He picked up a copy of Hank Snow’s Greatest Hits. “Look at these songs,” he said. “ ‘I’m Movin’ On,’ ‘I’ve Been Everywhere’––they’re all about golus, about exile, about not having a home and not knowing if you’re ever going to get one. And what’s most of the rest of it? Hurtin’ songs.”
You have to imagine this the way it really took place, with my father still in his Shabbos best, a leisure suit from eighteenth-century Poland, and “hurtin’ songs” the only words not in Yiddish. “And what’s a hurtin’ song but a kvetch, a kineh––a lament for something that you’ve lost. And who understands loss better than a Jew?”
Let the shmendriks with their voluntary tattoos go chase the up-to-date and snuffle for paradigms of change. I’m gonna sit home with a bottle of whiskey in my hand and a Gemara on my knee, while Tammy Wynette tells me all about her gimel-tes, ‘cause I’m just like everyone else.
“Unless God builds a house its builders labor in vain on it.”
Find more Wise Fridays wisdom on MJL.
Way back in 2007 when I was at LimmudNY I saw a short version of the documentary Praying With Lior, about a 13 year old Jewish boy with Down Syndrome having his bar mitzvah. I wrote at the time about how impressed I was with the movie, but it didn’t come out for a while, and it has been sitting on my Netflix queue for a while now. I finally popped it in the DVD player last night, and was able to watch the whole thing. It’s really a fantastic film with lots of interesting things to say about prayer, disability, family, and death.
I don’t remember this from the screening in 2007, but it’s definitely a tearjerker, so get your hankies ready.
While looking for the preview for Praying With Lior I stumbled across this video called Best Bar Mitzvah Speech which has been viewed an astonishing 206,000 times. The thing is, it’s a completely typical bar mitzvah speech.
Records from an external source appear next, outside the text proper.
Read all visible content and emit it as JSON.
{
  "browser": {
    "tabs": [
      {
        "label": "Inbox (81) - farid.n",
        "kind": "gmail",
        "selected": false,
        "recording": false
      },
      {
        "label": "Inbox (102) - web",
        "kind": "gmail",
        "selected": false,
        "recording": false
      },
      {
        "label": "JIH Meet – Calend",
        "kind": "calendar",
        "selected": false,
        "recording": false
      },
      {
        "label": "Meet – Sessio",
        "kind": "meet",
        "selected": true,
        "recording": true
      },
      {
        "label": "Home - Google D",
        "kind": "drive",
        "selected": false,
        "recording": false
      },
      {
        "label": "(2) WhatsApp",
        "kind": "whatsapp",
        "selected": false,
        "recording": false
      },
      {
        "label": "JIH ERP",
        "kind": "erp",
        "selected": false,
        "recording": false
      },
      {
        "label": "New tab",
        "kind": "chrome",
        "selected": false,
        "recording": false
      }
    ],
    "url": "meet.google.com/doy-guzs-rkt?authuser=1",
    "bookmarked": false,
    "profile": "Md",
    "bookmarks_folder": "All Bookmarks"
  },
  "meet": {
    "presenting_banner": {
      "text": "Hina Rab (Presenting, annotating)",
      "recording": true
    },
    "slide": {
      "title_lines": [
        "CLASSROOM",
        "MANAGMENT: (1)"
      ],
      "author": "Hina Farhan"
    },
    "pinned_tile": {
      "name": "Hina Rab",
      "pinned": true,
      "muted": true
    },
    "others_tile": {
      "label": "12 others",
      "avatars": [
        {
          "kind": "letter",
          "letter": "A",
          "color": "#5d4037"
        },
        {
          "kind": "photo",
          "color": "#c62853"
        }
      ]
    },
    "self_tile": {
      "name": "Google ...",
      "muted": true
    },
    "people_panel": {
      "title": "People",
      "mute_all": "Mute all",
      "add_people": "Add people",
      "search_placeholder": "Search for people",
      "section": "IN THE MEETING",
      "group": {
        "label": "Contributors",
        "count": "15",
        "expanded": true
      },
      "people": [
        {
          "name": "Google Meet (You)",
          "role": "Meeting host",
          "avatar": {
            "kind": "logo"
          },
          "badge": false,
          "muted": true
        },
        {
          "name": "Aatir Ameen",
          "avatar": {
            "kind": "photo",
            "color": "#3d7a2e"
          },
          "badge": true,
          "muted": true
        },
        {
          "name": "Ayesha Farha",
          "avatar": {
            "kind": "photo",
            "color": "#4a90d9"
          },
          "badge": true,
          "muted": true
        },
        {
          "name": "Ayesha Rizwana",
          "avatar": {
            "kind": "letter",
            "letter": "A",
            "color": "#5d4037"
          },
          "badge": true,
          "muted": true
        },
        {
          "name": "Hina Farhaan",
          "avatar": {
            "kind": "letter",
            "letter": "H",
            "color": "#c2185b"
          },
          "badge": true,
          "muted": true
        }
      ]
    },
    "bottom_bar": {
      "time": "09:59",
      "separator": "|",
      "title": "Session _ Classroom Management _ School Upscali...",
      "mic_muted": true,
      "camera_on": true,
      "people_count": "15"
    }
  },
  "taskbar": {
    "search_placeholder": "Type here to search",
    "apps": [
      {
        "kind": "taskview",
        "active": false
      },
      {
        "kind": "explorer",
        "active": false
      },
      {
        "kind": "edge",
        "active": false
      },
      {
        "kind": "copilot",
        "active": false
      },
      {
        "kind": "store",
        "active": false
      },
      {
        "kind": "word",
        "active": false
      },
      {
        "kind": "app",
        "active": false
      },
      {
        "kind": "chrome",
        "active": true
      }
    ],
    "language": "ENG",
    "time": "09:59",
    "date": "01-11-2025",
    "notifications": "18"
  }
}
There is nothing extraordinary about it. Anyone want to watch this and explain to me why hundreds of thousands of people have watched it? What am I missing?